I’ve since learned this mind-set misses the whole point of a G&T program. Kids who are truly gifted – those who flourish amid an enriched and accelerated curriculum – possess a natural curiosity and persistence, and parental prep rarely fosters such qualities. Gifted programs certainly have flaws (G&T classes have been eliminated in parts of NYC where they would be of great benefit to exceptionally bright kids), and the idea that a quiz can accurately predict which 4-year-old will grow into an Einstein is problematic at its core (marshmallow test, anyone?). But when the system works, G&T programs challenge and nurture naturally bright kids in ways typical classrooms can’t. (Testing begins January 10 for this year's 4-year-olds who have already signed up.) G&T is not the Ivy League of public education, but rather a rescue rope that hoists bright kids out of insufficiently stimulating schools.
My daughter's NYC elementary school meets her needs, and then some. Her future has not yet been decided. Doors remain open. And to her mother and me, my little girl remains the greatest gift any parent could receive.
Joyce Szuflita, of NYSChoolHelp.com, attended the Meet and Greet with Chancellor Klein sponsored by the District 15 Community Education Council. Here's her recap of the evening.
Last night, schools chancellor Joel I. Klein participated in a town hall style meeting sponsored by District 15’s Community Education Council. The large crowd of parents, students and teachers that gathered inside Sunset Park Prep Academy’s auditorium grilled the chancellor on a range of topics affecting District 15 families and those citywide.
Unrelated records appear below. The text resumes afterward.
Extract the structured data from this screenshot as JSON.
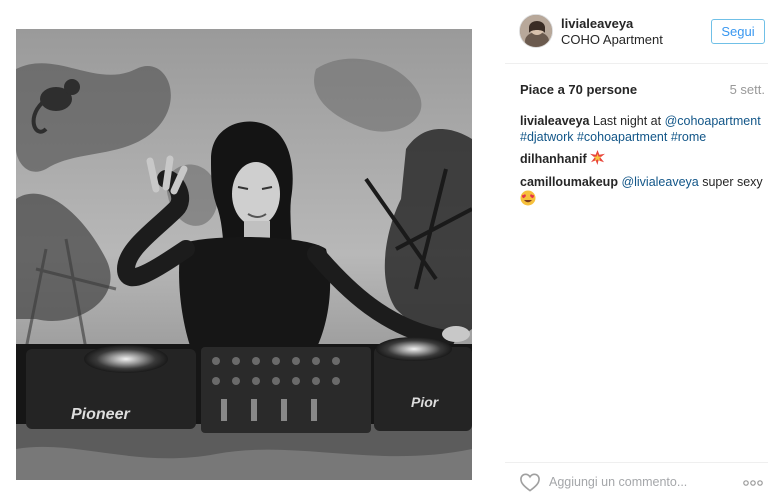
{
  "post": {
    "image_alt_icon": "photo-dj-image",
    "author": {
      "username": "livialeaveya",
      "location": "COHO Apartment",
      "avatar_icon": "avatar-icon"
    },
    "follow_label": "Segui",
    "likes_text": "Piace a 70 persone",
    "time_text": "5 sett.",
    "caption": {
      "user": "livialeaveya",
      "text": "Last night at",
      "mention": "@cohoapartment",
      "hashtags": [
        "#djatwork",
        "#cohoapartment",
        "#rome"
      ]
    },
    "comments": [
      {
        "user": "dilhanhanif",
        "emoji_icon": "collision-emoji-icon"
      },
      {
        "user": "camilloumakeup",
        "mention": "@livialeaveya",
        "text": "super sexy",
        "emoji_icon": "heart-eyes-emoji-icon"
      }
    ],
    "comment_placeholder": "Aggiungi un commento...",
    "like_icon": "heart-outline-icon",
    "more_icon": "more-options-icon"
  },
  "colors": {
    "link": "#125688",
    "follow_blue": "#3897f0",
    "muted": "#999999",
    "text": "#262626"
  }
}
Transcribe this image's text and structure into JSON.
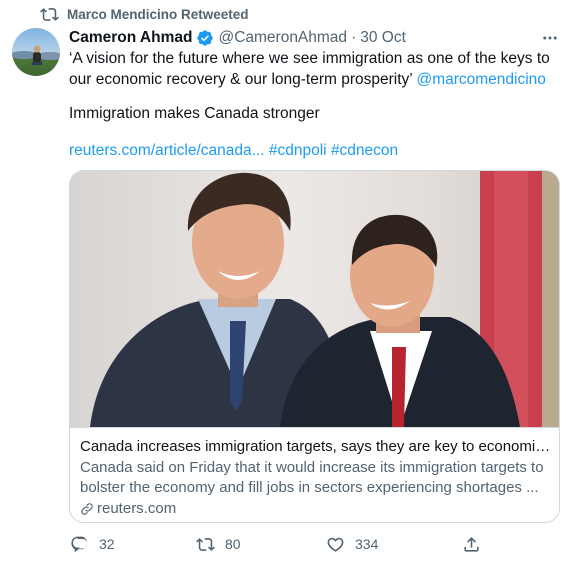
{
  "retweet": {
    "icon": "retweet-icon",
    "label": "Marco Mendicino Retweeted"
  },
  "author": {
    "display_name": "Cameron Ahmad",
    "verified": true,
    "handle": "@CameronAhmad",
    "separator": "·",
    "date": "30 Oct"
  },
  "tweet": {
    "quote": "‘A vision for the future where we see immigration as one of the keys to our economic recovery & our long-term prosperity’ ",
    "mention": "@marcomendicino",
    "statement": "Immigration makes Canada stronger",
    "link": "reuters.com/article/canada...",
    "hashtags": [
      "#cdnpoli",
      "#cdnecon"
    ]
  },
  "card": {
    "title": "Canada increases immigration targets, says they are key to economic...",
    "description": "Canada said on Friday that it would increase its immigration targets to bolster the economy and fill jobs in sectors experiencing shortages ...",
    "domain": "reuters.com"
  },
  "actions": {
    "replies": "32",
    "retweets": "80",
    "likes": "334"
  },
  "colors": {
    "accent": "#1d9bf0",
    "muted": "#536471",
    "text": "#0f1419",
    "border": "#cfd9de"
  }
}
Klein opened with a brief PowerPoint presentation demonstrating rising test scores and a shrinking achievement gap. His conclusions invited considerable dissent by CEC members over how to interpret the test results. Klein also told the crowd that 2162 new seats were created recently in District 15. Both CEC members and parents questioned why District 2 has small, selective high schools that give priority to District 2 residents (Manhattan has no zoned options for high school), while in other parts of the city there are few small, screened programs that offer in-district priority. Some spoke of the heartbreak felt by many Brooklyn students over not being admitted to Millennium High School last year. In previous years, Millennium, also a District 2 school, routinely accepted Brooklyn students despite its policy of giving top priority to residents of lower Manhattan.
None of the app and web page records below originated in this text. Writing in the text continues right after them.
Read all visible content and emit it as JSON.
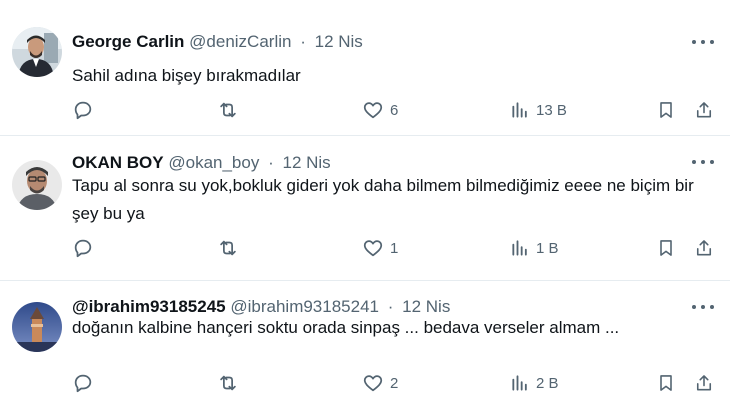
{
  "tweets": [
    {
      "name": "George Carlin",
      "handle": "@denizCarlin",
      "separator": "·",
      "date": "12 Nis",
      "text": "Sahil adına bişey bırakmadılar",
      "likes": "6",
      "views": "13 B",
      "avatar_colors": {
        "bg": "#cfd8de",
        "skin": "#c99a7c",
        "hair": "#2b2b2b",
        "shirt": "#262a33"
      }
    },
    {
      "name": "OKAN BOY",
      "handle": "@okan_boy",
      "separator": "·",
      "date": "12 Nis",
      "text": "Tapu al sonra su yok,bokluk gideri yok daha bilmem bilmediğimiz eeee ne biçim bir şey bu ya",
      "likes": "1",
      "views": "1 B",
      "avatar_colors": {
        "bg": "#e9e9e9",
        "skin": "#b58a72",
        "hair": "#3a3a3a",
        "shirt": "#5b5f66"
      }
    },
    {
      "name": "@ibrahim93185245",
      "handle": "@ibrahim93185241",
      "separator": "·",
      "date": "12 Nis",
      "text": "doğanın kalbine hançeri soktu orada sinpaş ... bedava verseler almam ...",
      "likes": "2",
      "views": "2 B",
      "avatar_colors": {
        "bg": "#3f5c9e",
        "tower": "#c9895a",
        "sky": "#7a8fc4"
      }
    }
  ],
  "icons": {
    "reply": "reply-icon",
    "retweet": "retweet-icon",
    "like": "heart-icon",
    "views": "views-icon",
    "bookmark": "bookmark-icon",
    "share": "share-icon",
    "more": "more-icon"
  },
  "colors": {
    "secondary_text": "#536471",
    "divider": "#e6ecf0"
  }
}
Klein responded that the schools were zoned by the old District 2 School Board long before his tenure and that Millennium was built after 9/11 to support and revitalize the downtown neighborhoods. He voiced his interest in providing schools that are open to students citywide.
Funding was on the minds of teachers who asked where Race to the Top money was being spent, and if “high priced consultants” and charter schools had their budgets slashed as much as DOE schools.
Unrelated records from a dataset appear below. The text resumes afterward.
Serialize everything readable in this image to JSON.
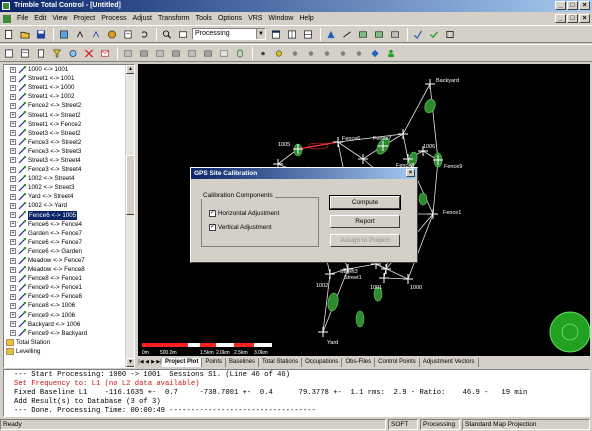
{
  "window": {
    "title": "Trimble Total Control - [Untitled]",
    "controls": [
      "_",
      "□",
      "×"
    ]
  },
  "menu": [
    "File",
    "Edit",
    "View",
    "Project",
    "Process",
    "Adjust",
    "Transform",
    "Tools",
    "Options",
    "VRS",
    "Window",
    "Help"
  ],
  "toolbar": {
    "mode_combo": "Processing"
  },
  "tree": {
    "items": [
      {
        "label": "1000 <-> 1001",
        "selected": false
      },
      {
        "label": "Street1 <-> 1001",
        "selected": false
      },
      {
        "label": "Street1 <-> 1000",
        "selected": false
      },
      {
        "label": "Street1 <-> 1002",
        "selected": false
      },
      {
        "label": "Fence2 <-> Street2",
        "selected": false
      },
      {
        "label": "Street1 <-> Street2",
        "selected": false
      },
      {
        "label": "Street1 <-> Fence2",
        "selected": false
      },
      {
        "label": "Street3 <-> Street2",
        "selected": false
      },
      {
        "label": "Fence3 <-> Street2",
        "selected": false
      },
      {
        "label": "Fence3 <-> Street3",
        "selected": false
      },
      {
        "label": "Street3 <-> Street4",
        "selected": false
      },
      {
        "label": "Fence3 <-> Street4",
        "selected": false
      },
      {
        "label": "1002 <-> Street4",
        "selected": false
      },
      {
        "label": "1002 <-> Street3",
        "selected": false
      },
      {
        "label": "Yard <-> Street4",
        "selected": false
      },
      {
        "label": "1002 <-> Yard",
        "selected": false
      },
      {
        "label": "Fence6 <-> 1005",
        "selected": true
      },
      {
        "label": "Fence6 <-> Fence4",
        "selected": false
      },
      {
        "label": "Garden <-> Fence7",
        "selected": false
      },
      {
        "label": "Fence6 <-> Fence7",
        "selected": false
      },
      {
        "label": "Fence6 <-> Garden",
        "selected": false
      },
      {
        "label": "Meadow <-> Fence7",
        "selected": false
      },
      {
        "label": "Meadow <-> Fence8",
        "selected": false
      },
      {
        "label": "Fence8 <-> Fence1",
        "selected": false
      },
      {
        "label": "Fence9 <-> Fence1",
        "selected": false
      },
      {
        "label": "Fence9 <-> Fence8",
        "selected": false
      },
      {
        "label": "Fence8 <-> 1006",
        "selected": false
      },
      {
        "label": "Fence9 <-> 1006",
        "selected": false
      },
      {
        "label": "Backyard <-> 1006",
        "selected": false
      },
      {
        "label": "Fence9 <-> Backyard",
        "selected": false
      }
    ],
    "footer_items": [
      "Total Station",
      "Levelling"
    ]
  },
  "plot": {
    "point_labels": [
      "Backyard",
      "1005",
      "Fence6",
      "Fence7",
      "Fence8",
      "1006",
      "Fence9",
      "Fence1",
      "Street3",
      "Street2",
      "Street1",
      "1002",
      "1001",
      "1000",
      "Yard"
    ],
    "scale_labels": [
      "0m",
      "500.0m",
      "1.5km",
      "2.0km",
      "2.5km",
      "3.0km"
    ]
  },
  "tabs": [
    "Project Plot",
    "Points",
    "Baselines",
    "Total Stations",
    "Occupations",
    "Obs-Files",
    "Control Points",
    "Adjustment Vectors"
  ],
  "output": {
    "lines": [
      {
        "text": "--- Start Processing: 1000 -> 1001  Sessions S1. (Line 46 of 46)",
        "red": false
      },
      {
        "text": "Set Frequency to: L1 (no L2 data available)",
        "red": true
      },
      {
        "text": "Fixed Baseline L1    -116.1635 +-  0.7     -738.7001 +-  0.4      79.3778 +-  1.1 rms:  2.9 - Ratio:    46.9 -   19 min",
        "red": false
      },
      {
        "text": "Add Result(s) to Database (3 of 3)",
        "red": false
      },
      {
        "text": "--- Done. Processing Time: 00:00:49 ----------------------------------",
        "red": false
      }
    ]
  },
  "status": [
    "Ready",
    "SOFT",
    "Processing",
    "Standard Map Projection"
  ],
  "dialog": {
    "title": "GPS Site Calibration",
    "group_label": "Calibration Components",
    "checkbox1": "Horizontal Adjustment",
    "checkbox2": "Vertical Adjustment",
    "compute": "Compute",
    "report": "Report",
    "assign": "Assign to Project"
  }
}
Klein said that most funding cuts happened at central office and administrative levels and that charter programs are funded at a lower level per student than DOE schools.
A student from the Secondary School for Journalism, one of several schools located in the former John Jay High School, told Klein that her school was cutting language and arts classes. She asked why the DOE is considering opening a new program at the John Jay campus instead of spending money on the schools already in the building, which would make them more attractive to neighborhood students.
Klein explained that there is a need to open more school facilities and that the money spent to create new space comes from a different budget than the one that funds school operations.
We hear that the Chancellor will be speaking at the District 2 CEC meeting next week, at PS 33 on October 27
What questions do have for him? What's happening in your district?